Great video! Shows how important the neck is!I always like this video:
If you can't hear that the size of the neck influences tone (and by quite a lot I might add) then you're on the wrong forum.
It's hard for me to say if "alder" sounds different than "ash" or if the difference between a body made of ash and a body made of alder can be lesser than the difference between two bodies made of alder. However I do believe that, if anything, the mass and density of the wood the guitar is made of definitely does have an impact on the instrument's tone. I also believe all of this is secondary to hardware: bridges, pickups, pots.
However, I think the anti-tonewood people are not saying that wood does not affect tone at all, just that it does not dependent on wood species, am I correct?
Personally and IMHO, wood species certainly have different tone properties, which contribute to the final timbre of a guitar. BUT there are a lot of variables, which contribute as well to the final sound, like the neck thickness as clearly shown in this video and of course the hardware. Further, it depends on where and in what time/climate the tree grew and from what section of the tree the wood comes from. Again more variables.

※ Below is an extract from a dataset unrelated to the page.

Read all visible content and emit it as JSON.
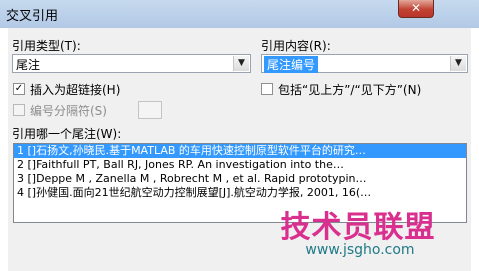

At the end you can have two guitars made from "the same materials" and they sound really different, whereas you can use different woods and end up with a similar sound. However, this does not "proof" that wood species don't matter, it simply demonstrates that there are a lot of variables and it's difficult to show very significant differences with different tone woods in the final product. Doesn't mean there are no differences.
For me tone wood is about tendencies